There's an old adage that says, "Men take charge while women take care." While the statement is more stereotype than salient truth, there's a spin that's taking root across the U.S. - women taking charge to take care.
From Mayor Shirley Franklin and Senator Olympia Snowe, to the thousands of women leading at the local level, they're working across party and ideology to build consensus on some of the toughest and most urgent challenges our country now faces. From health care to economics, our nation's women are proving to be the essential ingredient to getting the job done.
Partisanship is certainly running rampant these days; one only need look at President Obama's Congressional audience during his health care address as evidence. The President may have called for an end to the partisan gridlock in order to solve the health care crisis - but it seems, so far, that only one Senator is willing to cross the aisle. Senator Snowe has been deemed the lynchpin to building cross-party consensus, saying on Face the Nation, "I'll do what's right based on what is the right policy, but I think it is important to build support. And that's what I'm looking for."
Snowe similarly embraced this approach earlier in the year, when she joined her fellow (female) Senator, Susan Collins, in being the sole Republican (along with now-Democrat Arlen Specter) to cross the aisle and support the economic stimulus bill. As Madeleine Kunin remarked at the time:
While the rest of the Congress saw the stimulus as a chance to fight a battle against the new President, these women used this opportunity to create a solution. They were less interested in winning a partisan fight and more interested in coming up with results.
This is the spirit that is so often displayed among women in positions of leadership. Atlanta Mayor Shirley Franklin received a great deal of criticism during her tenure for policies that were sometimes unpopular. As The New York Times described it, Franklin "Has consistently acted with a disregard for political expediency that some call reckless." Yet her refusal to trade good policy for career pragmatism has built a city that is better off than when she stepped up to lead it. "I would hope," Franklin said to The Times, "my legacy would be that a woman was up to the job."
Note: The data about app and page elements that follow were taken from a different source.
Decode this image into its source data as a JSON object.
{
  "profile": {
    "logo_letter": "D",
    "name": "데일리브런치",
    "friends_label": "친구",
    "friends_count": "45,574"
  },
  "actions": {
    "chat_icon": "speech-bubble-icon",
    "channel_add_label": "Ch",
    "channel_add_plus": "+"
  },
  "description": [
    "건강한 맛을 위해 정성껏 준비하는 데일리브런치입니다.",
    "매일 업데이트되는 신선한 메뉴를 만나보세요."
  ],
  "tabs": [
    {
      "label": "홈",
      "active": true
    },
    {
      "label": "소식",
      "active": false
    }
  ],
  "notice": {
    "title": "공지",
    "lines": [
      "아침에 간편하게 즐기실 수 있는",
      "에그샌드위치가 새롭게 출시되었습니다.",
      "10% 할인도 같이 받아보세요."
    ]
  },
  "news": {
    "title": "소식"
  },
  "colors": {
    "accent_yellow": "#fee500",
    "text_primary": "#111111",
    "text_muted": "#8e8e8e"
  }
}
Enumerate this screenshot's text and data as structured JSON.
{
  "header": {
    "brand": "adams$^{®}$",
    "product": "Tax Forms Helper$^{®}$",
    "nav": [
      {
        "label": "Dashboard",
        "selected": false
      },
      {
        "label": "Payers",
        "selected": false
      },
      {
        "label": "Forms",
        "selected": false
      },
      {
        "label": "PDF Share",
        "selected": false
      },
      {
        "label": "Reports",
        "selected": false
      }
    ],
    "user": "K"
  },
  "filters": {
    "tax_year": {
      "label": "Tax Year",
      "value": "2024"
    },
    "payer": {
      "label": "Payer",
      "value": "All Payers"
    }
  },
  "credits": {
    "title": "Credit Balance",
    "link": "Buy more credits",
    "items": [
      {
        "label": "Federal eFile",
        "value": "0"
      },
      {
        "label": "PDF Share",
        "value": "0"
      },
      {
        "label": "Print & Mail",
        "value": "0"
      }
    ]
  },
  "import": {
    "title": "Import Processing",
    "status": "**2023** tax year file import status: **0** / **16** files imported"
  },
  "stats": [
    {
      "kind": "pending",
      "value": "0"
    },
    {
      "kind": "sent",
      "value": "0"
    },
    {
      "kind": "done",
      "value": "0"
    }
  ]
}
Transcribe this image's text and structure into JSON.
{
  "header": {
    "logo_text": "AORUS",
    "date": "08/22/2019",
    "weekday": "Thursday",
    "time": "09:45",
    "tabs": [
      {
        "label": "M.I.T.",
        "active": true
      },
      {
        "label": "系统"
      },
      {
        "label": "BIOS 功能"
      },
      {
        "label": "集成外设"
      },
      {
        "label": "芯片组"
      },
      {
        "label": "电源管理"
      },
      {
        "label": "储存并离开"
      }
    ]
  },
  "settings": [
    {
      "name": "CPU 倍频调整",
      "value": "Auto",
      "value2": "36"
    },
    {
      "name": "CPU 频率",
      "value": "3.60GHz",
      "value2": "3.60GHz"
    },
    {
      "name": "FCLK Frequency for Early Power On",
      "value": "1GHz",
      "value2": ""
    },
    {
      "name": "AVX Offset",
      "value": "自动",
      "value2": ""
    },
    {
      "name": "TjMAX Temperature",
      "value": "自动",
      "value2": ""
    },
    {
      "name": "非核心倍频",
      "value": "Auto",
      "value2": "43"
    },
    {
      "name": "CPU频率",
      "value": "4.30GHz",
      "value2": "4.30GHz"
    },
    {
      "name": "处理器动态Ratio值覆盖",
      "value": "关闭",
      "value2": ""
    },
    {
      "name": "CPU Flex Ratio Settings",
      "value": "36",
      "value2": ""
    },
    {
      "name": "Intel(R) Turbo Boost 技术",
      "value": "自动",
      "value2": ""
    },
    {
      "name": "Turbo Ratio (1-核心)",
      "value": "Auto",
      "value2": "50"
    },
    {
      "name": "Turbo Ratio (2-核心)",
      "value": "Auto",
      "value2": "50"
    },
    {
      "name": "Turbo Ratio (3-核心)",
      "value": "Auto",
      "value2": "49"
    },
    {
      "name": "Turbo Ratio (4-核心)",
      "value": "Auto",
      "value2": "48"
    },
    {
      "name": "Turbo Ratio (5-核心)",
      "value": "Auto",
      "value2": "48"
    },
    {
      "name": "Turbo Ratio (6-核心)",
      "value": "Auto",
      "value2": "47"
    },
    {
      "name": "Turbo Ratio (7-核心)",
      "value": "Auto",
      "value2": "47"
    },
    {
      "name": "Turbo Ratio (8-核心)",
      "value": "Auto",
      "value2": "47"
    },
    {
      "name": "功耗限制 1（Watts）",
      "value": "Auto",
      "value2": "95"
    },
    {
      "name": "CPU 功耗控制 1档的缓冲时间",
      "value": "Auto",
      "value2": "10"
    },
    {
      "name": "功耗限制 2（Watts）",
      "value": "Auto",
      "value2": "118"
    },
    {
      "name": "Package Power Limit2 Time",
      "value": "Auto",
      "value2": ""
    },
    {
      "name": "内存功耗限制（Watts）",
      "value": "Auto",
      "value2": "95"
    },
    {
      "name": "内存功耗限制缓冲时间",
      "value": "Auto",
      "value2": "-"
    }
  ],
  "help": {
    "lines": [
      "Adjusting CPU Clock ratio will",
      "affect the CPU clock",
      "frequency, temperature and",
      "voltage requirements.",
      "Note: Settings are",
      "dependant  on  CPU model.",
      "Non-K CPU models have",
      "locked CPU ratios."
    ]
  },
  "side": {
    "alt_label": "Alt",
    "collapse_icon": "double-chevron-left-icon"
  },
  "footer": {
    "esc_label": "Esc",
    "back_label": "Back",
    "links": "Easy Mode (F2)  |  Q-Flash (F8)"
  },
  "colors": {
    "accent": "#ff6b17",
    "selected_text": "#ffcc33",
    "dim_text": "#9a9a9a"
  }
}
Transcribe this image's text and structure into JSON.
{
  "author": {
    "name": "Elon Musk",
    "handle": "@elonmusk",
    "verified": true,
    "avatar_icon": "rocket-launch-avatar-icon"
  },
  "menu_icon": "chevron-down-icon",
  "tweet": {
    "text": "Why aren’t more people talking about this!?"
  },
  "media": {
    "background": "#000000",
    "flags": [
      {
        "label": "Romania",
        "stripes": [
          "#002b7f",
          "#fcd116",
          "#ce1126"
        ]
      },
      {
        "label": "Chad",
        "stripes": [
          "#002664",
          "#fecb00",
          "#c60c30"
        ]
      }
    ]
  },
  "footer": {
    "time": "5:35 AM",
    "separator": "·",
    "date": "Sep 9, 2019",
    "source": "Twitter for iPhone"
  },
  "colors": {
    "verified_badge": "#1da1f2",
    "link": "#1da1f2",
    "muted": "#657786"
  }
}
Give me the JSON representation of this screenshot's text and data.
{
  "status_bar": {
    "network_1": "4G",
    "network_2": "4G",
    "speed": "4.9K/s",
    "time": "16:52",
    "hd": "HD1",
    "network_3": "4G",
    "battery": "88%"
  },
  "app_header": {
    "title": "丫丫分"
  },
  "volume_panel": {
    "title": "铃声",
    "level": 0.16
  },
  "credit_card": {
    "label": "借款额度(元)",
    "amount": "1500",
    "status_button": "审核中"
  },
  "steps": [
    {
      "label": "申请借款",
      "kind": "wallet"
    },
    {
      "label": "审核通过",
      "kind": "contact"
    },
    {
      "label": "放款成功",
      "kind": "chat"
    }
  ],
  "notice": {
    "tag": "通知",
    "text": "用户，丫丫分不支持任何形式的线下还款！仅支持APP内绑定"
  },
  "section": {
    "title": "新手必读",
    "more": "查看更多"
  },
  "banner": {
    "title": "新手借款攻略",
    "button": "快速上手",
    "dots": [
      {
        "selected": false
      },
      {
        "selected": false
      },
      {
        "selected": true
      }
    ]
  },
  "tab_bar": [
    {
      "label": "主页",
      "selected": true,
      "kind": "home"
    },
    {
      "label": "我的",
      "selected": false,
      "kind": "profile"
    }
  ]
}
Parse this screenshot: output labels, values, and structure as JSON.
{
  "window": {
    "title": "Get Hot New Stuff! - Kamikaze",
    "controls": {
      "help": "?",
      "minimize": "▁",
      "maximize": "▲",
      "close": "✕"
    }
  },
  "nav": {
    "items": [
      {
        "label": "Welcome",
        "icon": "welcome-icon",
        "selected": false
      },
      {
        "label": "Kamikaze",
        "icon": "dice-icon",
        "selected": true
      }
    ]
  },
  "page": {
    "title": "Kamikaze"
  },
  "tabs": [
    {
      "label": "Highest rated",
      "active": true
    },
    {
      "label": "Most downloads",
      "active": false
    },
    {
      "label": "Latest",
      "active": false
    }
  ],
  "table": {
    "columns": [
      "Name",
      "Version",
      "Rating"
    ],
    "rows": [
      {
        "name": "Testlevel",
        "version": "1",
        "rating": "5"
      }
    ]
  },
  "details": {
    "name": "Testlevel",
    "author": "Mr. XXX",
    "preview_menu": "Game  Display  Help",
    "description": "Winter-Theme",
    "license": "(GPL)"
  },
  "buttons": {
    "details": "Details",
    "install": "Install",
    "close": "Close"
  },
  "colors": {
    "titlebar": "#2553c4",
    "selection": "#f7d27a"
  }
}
Despite Washington's current adversarial tenor, women working together in a bipartisan manner has been institutionalized in the Congress for over 20 years by the Congressional Women's Caucus (CWC). The Congressional Women's Caucus has drawn notice for its equal dedication to tackling the issues by dismissing the politically convenient route and putting aside differences in party allegiance. Dating back to 1977, when they gathered to discuss the problem of spousal abuse, the bipartisan Caucus has learned that solving the issues of the day - from sexual trafficking, rape, and abuse to supporting women in non-traditional fields such as the military, science, and technology - require all hands on deck. And that much-needed legislation will be stalled if bridges cannot be built over division.
This commitment to advancing solutions despite the political risks is urgently needed today. Unemployment is at its highest since the Great Depression, and forty-seven million Americans are without health insurance.
In the 21st century, leadership that single-mindedly focuses on party allegiance and electioneering is proving evermore out-of-touch with the leadership Americans require not only to survive, but to thrive. Our elected officials would be wise to look towards our nation's women for a new way of taking charge. Using women like Senator Snow and Mayor Franklin as political role models, politicians would take care - not only of themselves - but for America at large.